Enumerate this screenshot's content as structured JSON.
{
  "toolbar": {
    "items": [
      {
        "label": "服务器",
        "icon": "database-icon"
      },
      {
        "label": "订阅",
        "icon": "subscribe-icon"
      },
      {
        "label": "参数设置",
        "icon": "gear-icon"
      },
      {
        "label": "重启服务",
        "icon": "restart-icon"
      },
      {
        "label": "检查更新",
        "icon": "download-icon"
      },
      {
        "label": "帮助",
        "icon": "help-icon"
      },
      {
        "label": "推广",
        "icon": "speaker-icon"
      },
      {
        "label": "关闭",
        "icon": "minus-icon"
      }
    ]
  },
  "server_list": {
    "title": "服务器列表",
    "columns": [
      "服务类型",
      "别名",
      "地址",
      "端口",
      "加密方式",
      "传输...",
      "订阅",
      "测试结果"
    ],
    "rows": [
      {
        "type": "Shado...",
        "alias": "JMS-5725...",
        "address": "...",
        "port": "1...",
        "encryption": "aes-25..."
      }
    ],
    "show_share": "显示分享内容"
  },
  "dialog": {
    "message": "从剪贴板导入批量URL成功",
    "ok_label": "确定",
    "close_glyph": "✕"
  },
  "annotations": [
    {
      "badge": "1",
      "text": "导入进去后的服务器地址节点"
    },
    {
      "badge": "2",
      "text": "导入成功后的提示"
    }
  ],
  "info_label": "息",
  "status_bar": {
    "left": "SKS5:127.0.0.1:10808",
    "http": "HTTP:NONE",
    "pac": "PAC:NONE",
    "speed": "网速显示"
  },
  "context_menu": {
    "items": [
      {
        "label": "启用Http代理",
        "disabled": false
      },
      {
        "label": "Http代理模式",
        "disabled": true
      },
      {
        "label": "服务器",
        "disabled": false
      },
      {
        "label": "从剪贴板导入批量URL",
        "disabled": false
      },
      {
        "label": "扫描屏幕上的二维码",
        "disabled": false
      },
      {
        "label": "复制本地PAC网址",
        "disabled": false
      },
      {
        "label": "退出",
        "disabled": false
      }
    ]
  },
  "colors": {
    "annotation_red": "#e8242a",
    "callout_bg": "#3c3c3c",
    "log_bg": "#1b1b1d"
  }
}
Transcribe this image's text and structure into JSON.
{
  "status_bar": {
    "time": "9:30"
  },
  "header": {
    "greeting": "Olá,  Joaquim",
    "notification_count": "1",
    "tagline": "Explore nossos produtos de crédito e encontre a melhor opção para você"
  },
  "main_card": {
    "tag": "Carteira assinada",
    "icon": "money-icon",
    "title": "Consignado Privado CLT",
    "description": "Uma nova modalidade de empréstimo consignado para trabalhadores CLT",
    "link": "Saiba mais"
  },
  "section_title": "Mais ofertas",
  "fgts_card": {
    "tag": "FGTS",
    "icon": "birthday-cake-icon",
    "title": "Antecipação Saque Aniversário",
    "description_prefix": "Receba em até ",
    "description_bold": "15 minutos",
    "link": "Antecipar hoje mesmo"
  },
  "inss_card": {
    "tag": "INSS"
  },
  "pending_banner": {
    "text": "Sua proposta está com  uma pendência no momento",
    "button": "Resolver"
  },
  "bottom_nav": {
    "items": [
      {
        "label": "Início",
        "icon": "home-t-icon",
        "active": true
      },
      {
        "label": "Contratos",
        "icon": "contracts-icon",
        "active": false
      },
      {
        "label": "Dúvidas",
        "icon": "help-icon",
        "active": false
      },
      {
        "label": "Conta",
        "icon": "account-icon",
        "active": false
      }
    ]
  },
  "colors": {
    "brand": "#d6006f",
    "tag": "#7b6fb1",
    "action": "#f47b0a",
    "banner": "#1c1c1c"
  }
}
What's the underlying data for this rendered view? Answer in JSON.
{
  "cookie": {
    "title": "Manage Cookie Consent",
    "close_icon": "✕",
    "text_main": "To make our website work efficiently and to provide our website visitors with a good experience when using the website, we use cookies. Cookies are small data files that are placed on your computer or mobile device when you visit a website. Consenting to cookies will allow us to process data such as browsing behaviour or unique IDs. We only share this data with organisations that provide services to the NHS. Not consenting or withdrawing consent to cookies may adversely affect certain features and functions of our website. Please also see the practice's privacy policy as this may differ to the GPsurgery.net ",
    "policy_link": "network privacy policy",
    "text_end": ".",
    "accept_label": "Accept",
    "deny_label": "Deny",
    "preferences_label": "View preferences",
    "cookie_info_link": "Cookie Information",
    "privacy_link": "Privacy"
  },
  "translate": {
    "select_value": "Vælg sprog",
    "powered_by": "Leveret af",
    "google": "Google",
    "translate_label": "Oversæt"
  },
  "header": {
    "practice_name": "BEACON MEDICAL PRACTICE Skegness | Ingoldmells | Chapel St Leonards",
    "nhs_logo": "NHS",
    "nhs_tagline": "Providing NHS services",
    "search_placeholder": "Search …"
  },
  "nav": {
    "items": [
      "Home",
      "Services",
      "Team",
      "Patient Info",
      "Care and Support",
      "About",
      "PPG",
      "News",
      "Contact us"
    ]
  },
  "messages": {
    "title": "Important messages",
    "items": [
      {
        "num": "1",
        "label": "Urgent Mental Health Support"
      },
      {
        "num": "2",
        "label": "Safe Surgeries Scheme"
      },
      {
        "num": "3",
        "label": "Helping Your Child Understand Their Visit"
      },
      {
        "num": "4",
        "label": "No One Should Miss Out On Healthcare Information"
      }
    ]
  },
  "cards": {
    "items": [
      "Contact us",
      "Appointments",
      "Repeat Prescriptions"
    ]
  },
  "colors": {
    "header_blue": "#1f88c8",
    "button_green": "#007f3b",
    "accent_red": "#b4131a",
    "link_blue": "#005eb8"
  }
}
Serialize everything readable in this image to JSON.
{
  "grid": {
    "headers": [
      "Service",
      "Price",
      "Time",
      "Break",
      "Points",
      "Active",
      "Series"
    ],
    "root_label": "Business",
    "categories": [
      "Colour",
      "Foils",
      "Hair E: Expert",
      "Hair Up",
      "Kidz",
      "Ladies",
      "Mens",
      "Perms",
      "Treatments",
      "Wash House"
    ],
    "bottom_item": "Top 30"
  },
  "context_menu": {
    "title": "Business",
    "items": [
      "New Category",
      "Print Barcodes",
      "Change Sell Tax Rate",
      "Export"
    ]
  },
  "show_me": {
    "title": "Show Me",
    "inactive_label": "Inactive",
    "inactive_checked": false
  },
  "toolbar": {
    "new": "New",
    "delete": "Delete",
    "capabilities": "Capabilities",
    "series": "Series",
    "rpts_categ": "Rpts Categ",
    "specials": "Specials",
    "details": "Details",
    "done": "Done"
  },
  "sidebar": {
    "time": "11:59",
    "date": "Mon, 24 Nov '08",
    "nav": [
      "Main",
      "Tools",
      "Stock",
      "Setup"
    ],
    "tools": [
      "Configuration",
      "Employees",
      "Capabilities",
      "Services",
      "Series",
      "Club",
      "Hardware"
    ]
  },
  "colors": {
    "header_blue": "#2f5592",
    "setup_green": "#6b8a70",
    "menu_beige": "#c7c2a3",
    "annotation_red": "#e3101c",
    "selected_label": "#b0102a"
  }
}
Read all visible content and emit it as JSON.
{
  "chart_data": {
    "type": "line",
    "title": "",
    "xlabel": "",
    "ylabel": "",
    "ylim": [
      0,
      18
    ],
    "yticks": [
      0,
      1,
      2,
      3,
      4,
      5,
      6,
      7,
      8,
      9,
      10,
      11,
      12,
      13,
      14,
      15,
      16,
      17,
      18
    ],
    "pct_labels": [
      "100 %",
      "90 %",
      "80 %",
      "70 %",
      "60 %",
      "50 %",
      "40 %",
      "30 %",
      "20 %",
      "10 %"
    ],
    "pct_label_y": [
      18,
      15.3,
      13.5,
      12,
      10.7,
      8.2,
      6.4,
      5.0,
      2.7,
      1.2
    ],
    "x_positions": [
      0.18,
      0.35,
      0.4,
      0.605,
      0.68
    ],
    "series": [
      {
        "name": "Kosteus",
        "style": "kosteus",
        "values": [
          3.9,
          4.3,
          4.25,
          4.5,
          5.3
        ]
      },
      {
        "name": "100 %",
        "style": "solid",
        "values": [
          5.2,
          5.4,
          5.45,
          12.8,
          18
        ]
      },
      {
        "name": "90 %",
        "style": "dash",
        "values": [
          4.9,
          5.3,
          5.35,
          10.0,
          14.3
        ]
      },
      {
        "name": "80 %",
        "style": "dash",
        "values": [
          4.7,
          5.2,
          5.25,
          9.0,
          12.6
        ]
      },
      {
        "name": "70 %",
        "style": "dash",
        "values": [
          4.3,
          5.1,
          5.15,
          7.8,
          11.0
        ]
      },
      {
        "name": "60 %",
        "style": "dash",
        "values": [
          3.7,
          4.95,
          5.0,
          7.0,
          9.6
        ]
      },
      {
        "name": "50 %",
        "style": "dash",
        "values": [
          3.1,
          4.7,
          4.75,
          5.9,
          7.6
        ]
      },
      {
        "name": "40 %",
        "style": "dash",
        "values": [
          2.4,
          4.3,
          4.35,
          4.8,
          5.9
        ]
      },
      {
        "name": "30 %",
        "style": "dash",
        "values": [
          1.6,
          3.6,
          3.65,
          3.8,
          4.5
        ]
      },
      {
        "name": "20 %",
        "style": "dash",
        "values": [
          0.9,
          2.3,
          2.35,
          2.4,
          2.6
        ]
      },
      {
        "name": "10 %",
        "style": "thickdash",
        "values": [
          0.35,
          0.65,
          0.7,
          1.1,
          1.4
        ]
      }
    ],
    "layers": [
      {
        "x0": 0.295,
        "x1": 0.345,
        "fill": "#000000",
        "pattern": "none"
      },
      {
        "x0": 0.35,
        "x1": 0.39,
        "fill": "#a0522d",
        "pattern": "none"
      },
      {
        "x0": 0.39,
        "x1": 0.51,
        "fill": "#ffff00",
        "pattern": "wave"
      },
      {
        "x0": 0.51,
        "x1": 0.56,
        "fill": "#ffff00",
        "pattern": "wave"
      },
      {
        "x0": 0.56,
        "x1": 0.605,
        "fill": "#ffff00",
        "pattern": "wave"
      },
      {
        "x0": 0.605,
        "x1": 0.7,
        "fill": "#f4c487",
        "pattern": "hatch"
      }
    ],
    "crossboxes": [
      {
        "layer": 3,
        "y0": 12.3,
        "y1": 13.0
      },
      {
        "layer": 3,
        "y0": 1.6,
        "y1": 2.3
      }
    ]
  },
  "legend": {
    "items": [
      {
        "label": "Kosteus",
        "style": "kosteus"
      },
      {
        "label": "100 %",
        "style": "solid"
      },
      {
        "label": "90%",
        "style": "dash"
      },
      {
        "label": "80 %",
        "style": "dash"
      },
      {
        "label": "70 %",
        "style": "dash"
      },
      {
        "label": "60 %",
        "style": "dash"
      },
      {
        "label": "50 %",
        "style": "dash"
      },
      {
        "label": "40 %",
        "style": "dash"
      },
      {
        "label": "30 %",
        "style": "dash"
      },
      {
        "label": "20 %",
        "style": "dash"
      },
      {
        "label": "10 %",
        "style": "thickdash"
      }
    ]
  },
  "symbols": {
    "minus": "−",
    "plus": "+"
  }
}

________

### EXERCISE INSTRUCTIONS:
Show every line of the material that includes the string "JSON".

### PROBLEM SOLUTION:
Enumerate this screenshot's content as structured JSON.
Transcribe this image's text and structure into JSON.
What's the underlying data for this rendered view? Answer in JSON.
Serialize everything readable in this image to JSON.
Read all visible content and emit it as JSON.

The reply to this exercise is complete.